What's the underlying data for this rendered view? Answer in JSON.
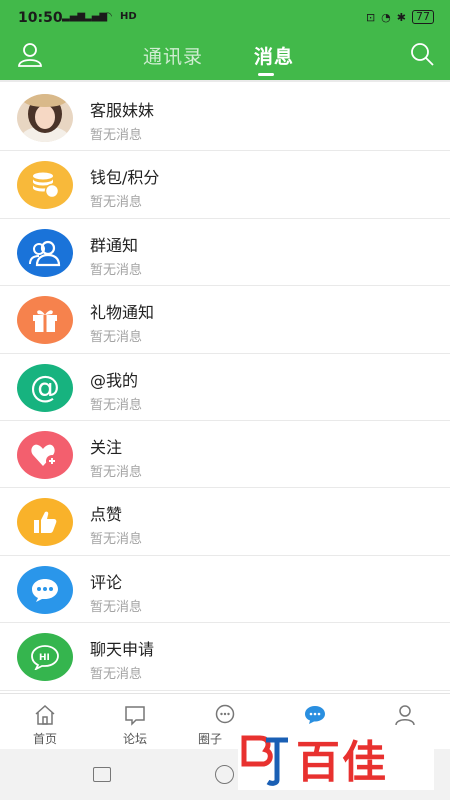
{
  "status": {
    "time": "10:50",
    "signal1": "5G",
    "signal2": "4G",
    "battery": "77"
  },
  "header": {
    "tabs": [
      {
        "label": "通讯录",
        "active": false
      },
      {
        "label": "消息",
        "active": true
      }
    ],
    "left_icon": "user-icon",
    "right_icon": "search-icon",
    "color": "#42b94a"
  },
  "messages": [
    {
      "title": "客服妹妹",
      "sub": "暂无消息",
      "icon": "avatar-photo",
      "color": "#e8c9a8"
    },
    {
      "title": "钱包/积分",
      "sub": "暂无消息",
      "icon": "coins-icon",
      "color": "#f8b93a"
    },
    {
      "title": "群通知",
      "sub": "暂无消息",
      "icon": "group-icon",
      "color": "#1a73d9"
    },
    {
      "title": "礼物通知",
      "sub": "暂无消息",
      "icon": "gift-icon",
      "color": "#f6824d"
    },
    {
      "title": "@我的",
      "sub": "暂无消息",
      "icon": "at-icon",
      "color": "#17b37f"
    },
    {
      "title": "关注",
      "sub": "暂无消息",
      "icon": "heart-plus-icon",
      "color": "#f35f6e"
    },
    {
      "title": "点赞",
      "sub": "暂无消息",
      "icon": "thumbs-up-icon",
      "color": "#f9b22a"
    },
    {
      "title": "评论",
      "sub": "暂无消息",
      "icon": "comment-icon",
      "color": "#2a96ea"
    },
    {
      "title": "聊天申请",
      "sub": "暂无消息",
      "icon": "hi-bubble-icon",
      "color": "#35b54e"
    }
  ],
  "bottom_nav": [
    {
      "label": "首页",
      "icon": "home-icon",
      "active": false
    },
    {
      "label": "论坛",
      "icon": "forum-icon",
      "active": false
    },
    {
      "label": "圈子",
      "icon": "circle-chat-icon",
      "active": false
    },
    {
      "label": "",
      "icon": "message-icon",
      "active": true
    },
    {
      "label": "",
      "icon": "profile-icon",
      "active": false
    }
  ],
  "watermark": {
    "text": "百佳"
  }
}
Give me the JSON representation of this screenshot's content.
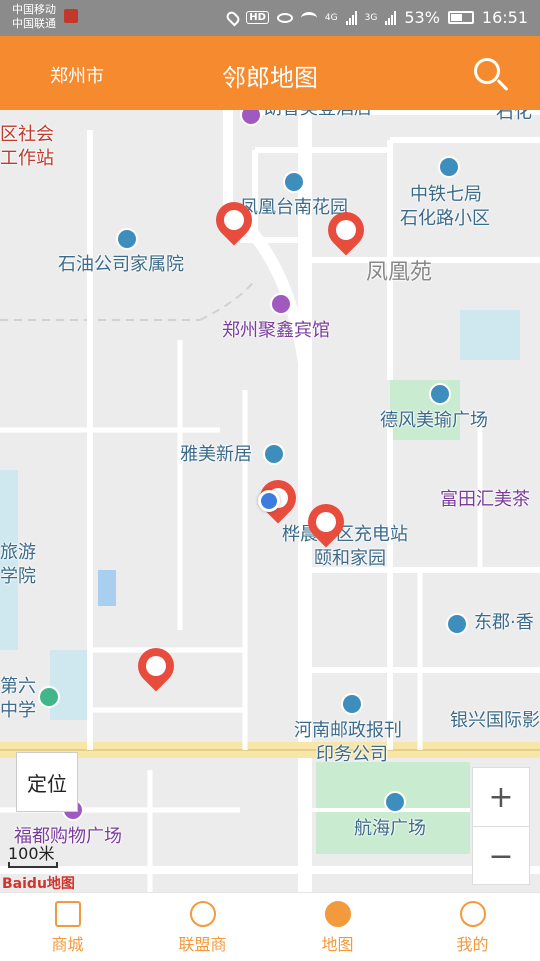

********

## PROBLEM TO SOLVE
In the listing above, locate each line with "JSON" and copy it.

## EXERCISE ANSWER
What's the underlying data for this rendered view? Answer in JSON.
Give me the JSON representation of this screenshot's content.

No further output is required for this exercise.